ANSWER:

As a non-native, the Royal Empress Tree is not in our Native Plant Database. At the Lady Bird Johnson Wildflower Center we concentrate on plants native to North America. However, Paulownia tomentosa is not only non-native but is considered invasive in many parts of the country. That we ARE interested in. For some background, here is a previous Mr. Smarty Plants answer concerning this tree. There are a number of links in that previous answer to give you information on care, etc. As you can no doubt tell, we are NOT in favor of planting invasive trees.

You are probably correct that the birds don't like the tree.

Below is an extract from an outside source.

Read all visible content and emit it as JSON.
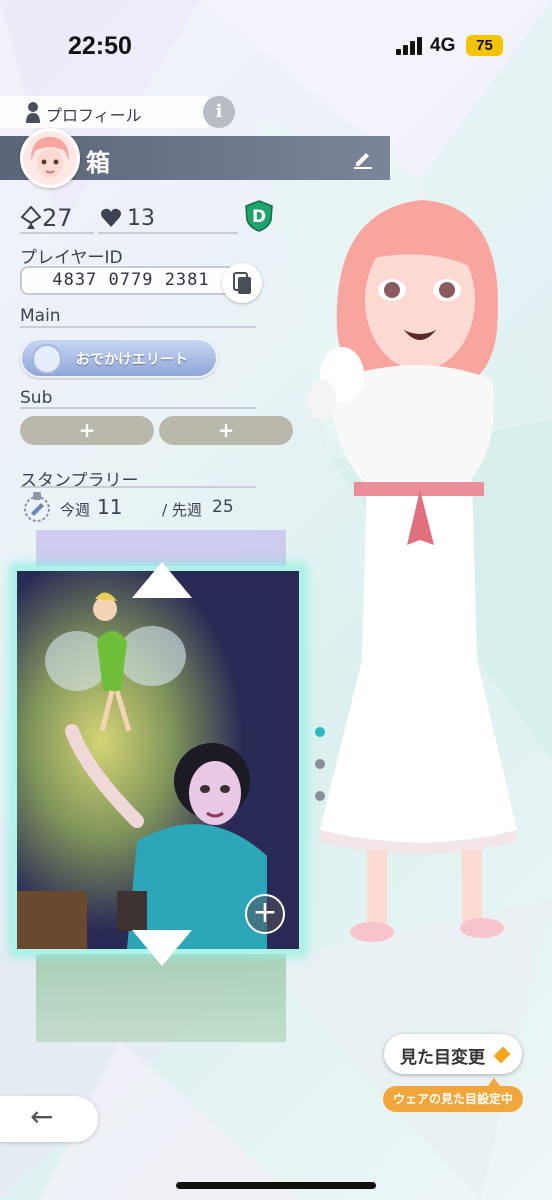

Wild creatures are habituated to eat and linger around vegetation they are familiar with, from eons of experience. If a non-native tree is permitted to take over, and force out native trees or other plants in your gardens, the birds will simply move away to where native plants they can survive with are still being grown.  We would be happy if you cut the tree down, but you will need to be vigilant about seedlings for a long time to come. Just keep yanking them out and don't let them get ahead of you. 

Now, for more satisfactory trees native to your area, we are going to go to our Recommended Species section, and search on trees native to North Carolina under Habit. You can use the same procedure to make your own choices. Follow the plant links to the pages on the individual plants to see what wildlife benefits they provide and, in some cases, what butterflies they attract.

Betula papyrifera (paper birch)

Cercis canadensis (eastern redbud)

Fraxinus americana (white ash)

Quercus macrocarpa (bur oak)


Betula papyrifera

Cercis canadensis

Fraxinus americana

Quercus macrocarpa

 

 

 

 

More Non-Natives Questions

Thoughts on non-native Italian Cypress in Austin
January 01, 2014 - I would like to know your thoughts on growing Italian Cypress trees in Austin Texas? We are looking to create a privacy screen(and prepared to pay more for mature trees to cut down the wait to grow...
view the full question and answer

How to tell the difference between native and non-native thistles
March 13, 2013 - It's thistle time already. There are many plants in the aster family with thistle in their common name. Are "real" thistles only those in the genus Cirsium, or are there others as well? We are tryi...
view the full question and answer

Newly planted Burford Holly doing poorly in Austin, TX.
July 25, 2011 - About a month ago I bought dwarf burford holly. Now they have slowly started getting brown leaves that eventually fall off. Some of the plants have white spots on the ends. I usually check my plant...
view the full question and answer

Cat deterents
May 01, 2007 - I was wondering if there is such a plant that will deter cats from going in your gardens. I have a problem with them using my garden as a litter box, and had heard that there was a plant that the...
view the full question and answer

Failure to bloom of tropical plumeria
July 04, 2008 - I have had my plumeria for the past five years. The first three years it bloomed but has not the past two. The plant is healthy and continues to grow but will not flower. It seems to be very health...
view the full question and answer

Smarty Plants's Facebook profile Support the Wildflower Center by Donating Online or Becoming a Member today.

Mr. Smarty Plants wants you to be his Facebook friend. Click the Facebook icon to add yourself to Mr. Smarty Plants list of friends.
E-NEWSLETTER | BECOME A MEMBER | DONATE NOW | MEDIA | SITEMAP
© 2014 Lady Bird Johnson Wildflower Center